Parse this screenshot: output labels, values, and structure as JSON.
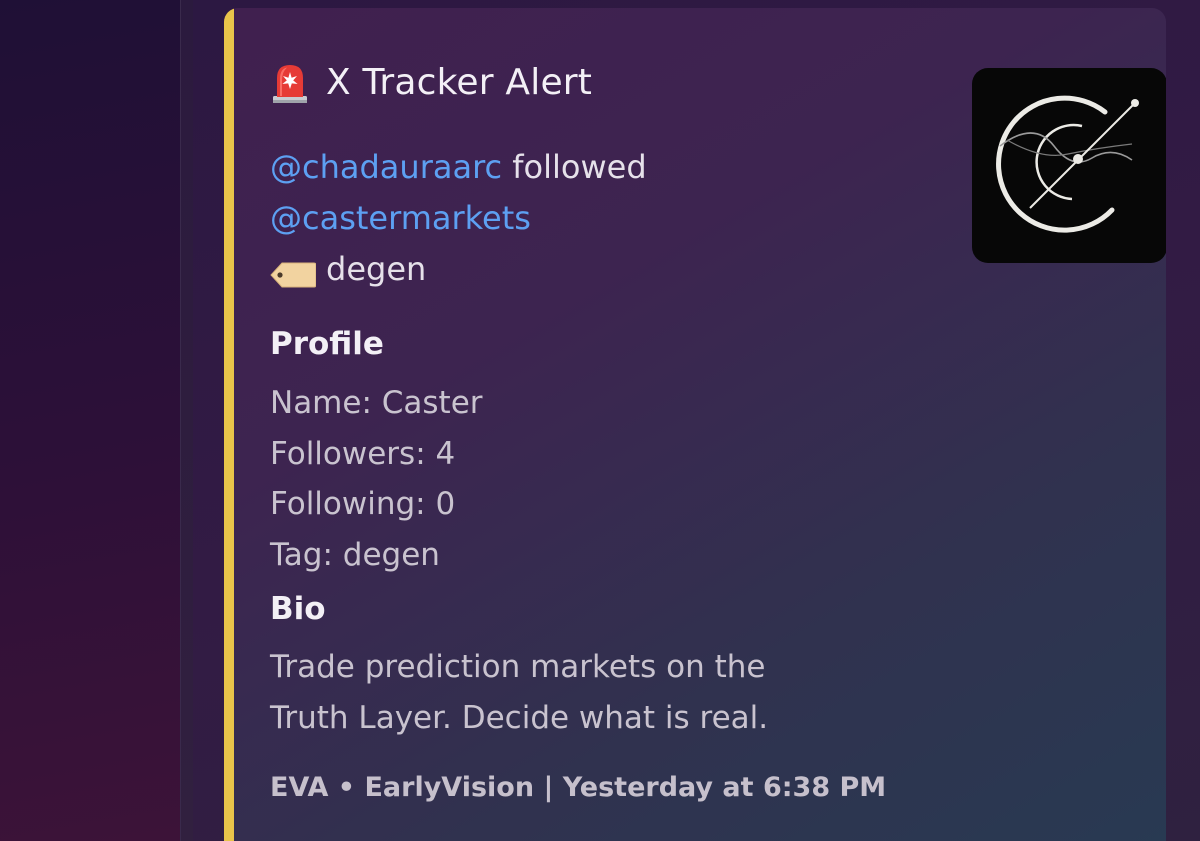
{
  "embed": {
    "accent_color": "#e9c44a",
    "title_icon": "siren-icon",
    "title": "X Tracker Alert",
    "event": {
      "follower": "@chadauraarc",
      "action": "followed",
      "followed": "@castermarkets",
      "tag_icon": "label-icon",
      "tag": "degen"
    },
    "profile": {
      "heading": "Profile",
      "name": "Name: Caster",
      "followers": "Followers: 4",
      "following": "Following: 0",
      "tag": "Tag: degen"
    },
    "bio": {
      "heading": "Bio",
      "line1": "Trade prediction markets on the",
      "line2": "Truth Layer. Decide what is real."
    },
    "footer": "EVA • EarlyVision | Yesterday at 6:38 PM",
    "thumbnail_icon": "caster-logo-icon"
  }
}
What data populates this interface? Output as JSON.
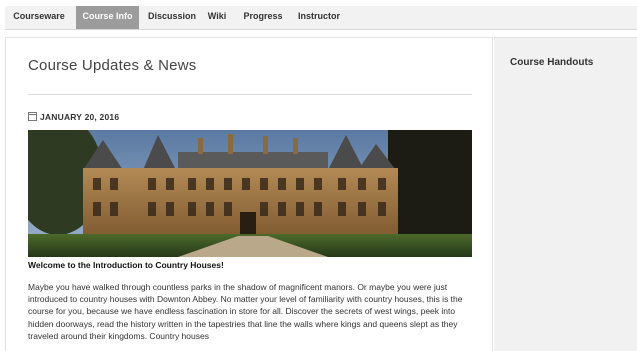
{
  "nav": {
    "tabs": [
      {
        "label": "Courseware",
        "active": false
      },
      {
        "label": "Course Info",
        "active": true
      },
      {
        "label": "Discussion",
        "active": false
      },
      {
        "label": "Wiki",
        "active": false
      },
      {
        "label": "Progress",
        "active": false
      },
      {
        "label": "Instructor",
        "active": false
      }
    ]
  },
  "main": {
    "title": "Course Updates & News",
    "update": {
      "date": "JANUARY 20, 2016",
      "heading": "Welcome to the Introduction to Country Houses!",
      "paragraph": "Maybe you have walked through countless parks in the shadow of magnificent manors. Or maybe you were just introduced to country houses with Downton Abbey. No matter your level of familiarity with country houses, this is the course for you, because we have endless fascination in store for all. Discover the secrets of west wings, peek into hidden doorways, read the history written in the tapestries that line the walls where kings and queens slept as they traveled around their kingdoms. Country houses"
    }
  },
  "sidebar": {
    "title": "Course Handouts"
  }
}
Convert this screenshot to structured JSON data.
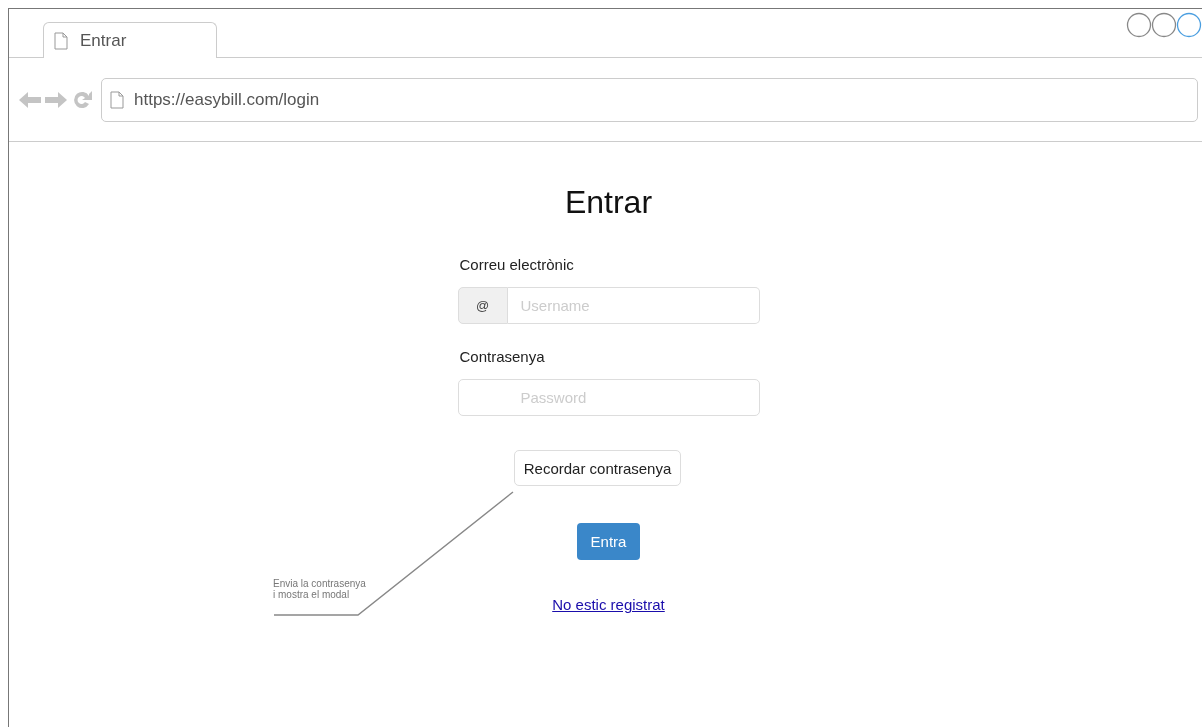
{
  "browser": {
    "tab": {
      "title": "Entrar"
    },
    "address": "https://easybill.com/login"
  },
  "page": {
    "title": "Entrar",
    "fields": [
      {
        "label": "Correu electrònic",
        "prefix": "@",
        "placeholder": "Username"
      },
      {
        "label": "Contrasenya",
        "placeholder": "Password"
      }
    ],
    "remind_button": "Recordar contrasenya",
    "submit_button": "Entra",
    "register_link": "No estic registrat"
  },
  "annotation": {
    "lines": [
      "Envia la contrasenya",
      "i mostra el modal"
    ]
  }
}
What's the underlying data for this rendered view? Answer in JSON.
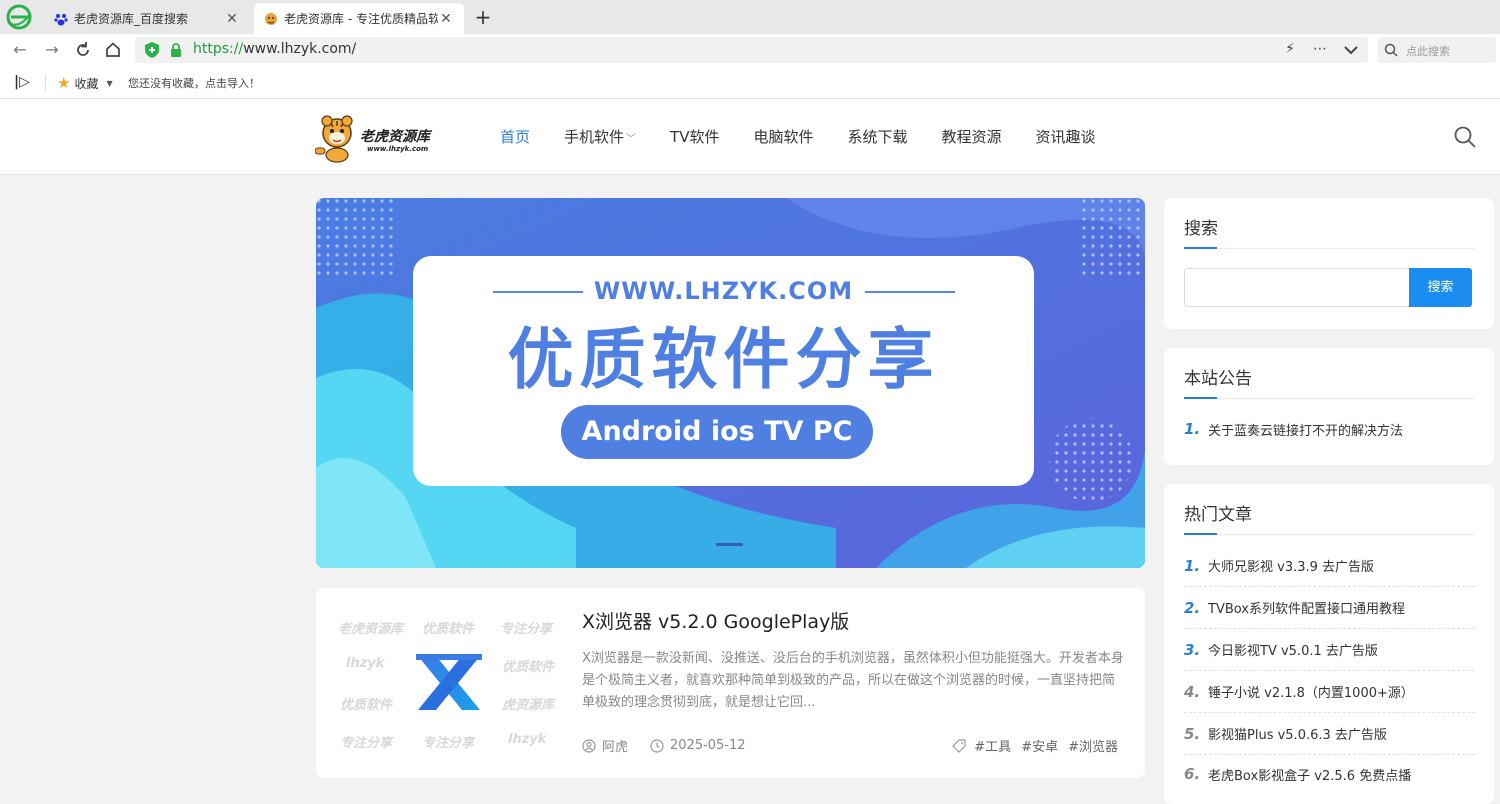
{
  "browser": {
    "tabs": [
      {
        "title": "老虎资源库_百度搜索",
        "active": false
      },
      {
        "title": "老虎资源库 - 专注优质精品软",
        "active": true
      }
    ],
    "new_tab": "+",
    "url_scheme": "https://",
    "url_host": "www.lhzyk.com/",
    "search_placeholder": "点此搜索",
    "bookmarks_label": "收藏",
    "bookmarks_hint": "您还没有收藏，点击导入！"
  },
  "site": {
    "nav": [
      {
        "label": "首页",
        "active": true
      },
      {
        "label": "手机软件",
        "dropdown": true
      },
      {
        "label": "TV软件"
      },
      {
        "label": "电脑软件"
      },
      {
        "label": "系统下载"
      },
      {
        "label": "教程资源"
      },
      {
        "label": "资讯趣谈"
      }
    ],
    "nav_dropdown_arrow": "﹀"
  },
  "banner": {
    "url": "WWW.LHZYK.COM",
    "title": "优质软件分享",
    "platforms": "Android ios TV PC"
  },
  "post": {
    "title": "X浏览器 v5.2.0 GooglePlay版",
    "excerpt": "X浏览器是一款没新闻、没推送、没后台的手机浏览器，虽然体积小但功能挺强大。开发者本身是个极简主义者，就喜欢那种简单到极致的产品，所以在做这个浏览器的时候，一直坚持把简单极致的理念贯彻到底，就是想让它回...",
    "author": "阿虎",
    "date": "2025-05-12",
    "tags": [
      "#工具",
      "#安卓",
      "#浏览器"
    ],
    "watermarks": [
      "老虎资源库",
      "优质软件",
      "专注分享",
      "lhzyk",
      "优质软件",
      "优质软件",
      "虎资源库",
      "专注分享",
      "专注分享",
      "lhzyk"
    ]
  },
  "sidebar": {
    "search": {
      "title": "搜索",
      "button": "搜索"
    },
    "notice": {
      "title": "本站公告",
      "items": [
        {
          "num": "1.",
          "text": "关于蓝奏云链接打不开的解决方法"
        }
      ]
    },
    "hot": {
      "title": "热门文章",
      "items": [
        {
          "num": "1.",
          "text": "大师兄影视 v3.3.9 去广告版"
        },
        {
          "num": "2.",
          "text": "TVBox系列软件配置接口通用教程"
        },
        {
          "num": "3.",
          "text": "今日影视TV v5.0.1 去广告版"
        },
        {
          "num": "4.",
          "text": "锤子小说 v2.1.8（内置1000+源）"
        },
        {
          "num": "5.",
          "text": "影视猫Plus v5.0.6.3 去广告版"
        },
        {
          "num": "6.",
          "text": "老虎Box影视盒子 v2.5.6 免费点播"
        }
      ]
    },
    "rank_colors": [
      "#2a7fd4",
      "#2a7fd4",
      "#2a7fd4",
      "#888888",
      "#888888",
      "#888888"
    ]
  }
}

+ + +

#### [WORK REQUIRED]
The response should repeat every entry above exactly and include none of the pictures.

#### [TASK RESPONSE]
Parse this screenshot: output labels, values, and structure as JSON.
{
  "embed": {
    "accent_color": "#e9c44a",
    "title_icon": "siren-icon",
    "title": "X Tracker Alert",
    "event": {
      "follower": "@chadauraarc",
      "action": "followed",
      "followed": "@castermarkets",
      "tag_icon": "label-icon",
      "tag": "degen"
    },
    "profile": {
      "heading": "Profile",
      "name": "Name: Caster",
      "followers": "Followers: 4",
      "following": "Following: 0",
      "tag": "Tag: degen"
    },
    "bio": {
      "heading": "Bio",
      "line1": "Trade prediction markets on the",
      "line2": "Truth Layer. Decide what is real."
    },
    "footer": "EVA • EarlyVision | Yesterday at 6:38 PM",
    "thumbnail_icon": "caster-logo-icon"
  }
}
What data populates this interface? Output as JSON.
{
  "nav": {
    "tabs": [
      {
        "label": "Courseware",
        "active": false
      },
      {
        "label": "Course Info",
        "active": true
      },
      {
        "label": "Discussion",
        "active": false
      },
      {
        "label": "Wiki",
        "active": false
      },
      {
        "label": "Progress",
        "active": false
      },
      {
        "label": "Instructor",
        "active": false
      }
    ]
  },
  "main": {
    "title": "Course Updates & News",
    "update": {
      "date": "JANUARY 20, 2016",
      "heading": "Welcome to the Introduction to Country Houses!",
      "paragraph": "Maybe you have walked through countless parks in the shadow of magnificent manors. Or maybe you were just introduced to country houses with Downton Abbey. No matter your level of familiarity with country houses, this is the course for you, because we have endless fascination in store for all. Discover the secrets of west wings, peek into hidden doorways, read the history written in the tapestries that line the walls where kings and queens slept as they traveled around their kingdoms. Country houses"
    }
  },
  "sidebar": {
    "title": "Course Handouts"
  }
}
Convert this screenshot to structured JSON data.
{
  "browser": {
    "tab": {
      "title": "Entrar"
    },
    "address": "https://easybill.com/login"
  },
  "page": {
    "title": "Entrar",
    "fields": [
      {
        "label": "Correu electrònic",
        "prefix": "@",
        "placeholder": "Username"
      },
      {
        "label": "Contrasenya",
        "placeholder": "Password"
      }
    ],
    "remind_button": "Recordar contrasenya",
    "submit_button": "Entra",
    "register_link": "No estic registrat"
  },
  "annotation": {
    "lines": [
      "Envia la contrasenya",
      "i mostra el modal"
    ]
  }
}
What's the underlying data for this rendered view? Answer in JSON.
{
  "browser": {
    "tabs": [
      {
        "title": "老虎资源库_百度搜索",
        "active": false
      },
      {
        "title": "老虎资源库 - 专注优质精品软",
        "active": true
      }
    ],
    "new_tab": "+",
    "url_scheme": "https://",
    "url_host": "www.lhzyk.com/",
    "search_placeholder": "点此搜索",
    "bookmarks_label": "收藏",
    "bookmarks_hint": "您还没有收藏，点击导入！"
  },
  "site": {
    "nav": [
      {
        "label": "首页",
        "active": true
      },
      {
        "label": "手机软件",
        "dropdown": true
      },
      {
        "label": "TV软件"
      },
      {
        "label": "电脑软件"
      },
      {
        "label": "系统下载"
      },
      {
        "label": "教程资源"
      },
      {
        "label": "资讯趣谈"
      }
    ],
    "nav_dropdown_arrow": "﹀"
  },
  "banner": {
    "url": "WWW.LHZYK.COM",
    "title": "优质软件分享",
    "platforms": "Android ios TV PC"
  },
  "post": {
    "title": "X浏览器 v5.2.0 GooglePlay版",
    "excerpt": "X浏览器是一款没新闻、没推送、没后台的手机浏览器，虽然体积小但功能挺强大。开发者本身是个极简主义者，就喜欢那种简单到极致的产品，所以在做这个浏览器的时候，一直坚持把简单极致的理念贯彻到底，就是想让它回...",
    "author": "阿虎",
    "date": "2025-05-12",
    "tags": [
      "#工具",
      "#安卓",
      "#浏览器"
    ],
    "watermarks": [
      "老虎资源库",
      "优质软件",
      "专注分享",
      "lhzyk",
      "优质软件",
      "优质软件",
      "虎资源库",
      "专注分享",
      "专注分享",
      "lhzyk"
    ]
  },
  "sidebar": {
    "search": {
      "title": "搜索",
      "button": "搜索"
    },
    "notice": {
      "title": "本站公告",
      "items": [
        {
          "num": "1.",
          "text": "关于蓝奏云链接打不开的解决方法"
        }
      ]
    },
    "hot": {
      "title": "热门文章",
      "items": [
        {
          "num": "1.",
          "text": "大师兄影视 v3.3.9 去广告版"
        },
        {
          "num": "2.",
          "text": "TVBox系列软件配置接口通用教程"
        },
        {
          "num": "3.",
          "text": "今日影视TV v5.0.1 去广告版"
        },
        {
          "num": "4.",
          "text": "锤子小说 v2.1.8（内置1000+源）"
        },
        {
          "num": "5.",
          "text": "影视猫Plus v5.0.6.3 去广告版"
        },
        {
          "num": "6.",
          "text": "老虎Box影视盒子 v2.5.6 免费点播"
        }
      ]
    },
    "rank_colors": [
      "#2a7fd4",
      "#2a7fd4",
      "#2a7fd4",
      "#888888",
      "#888888",
      "#888888"
    ]
  }
}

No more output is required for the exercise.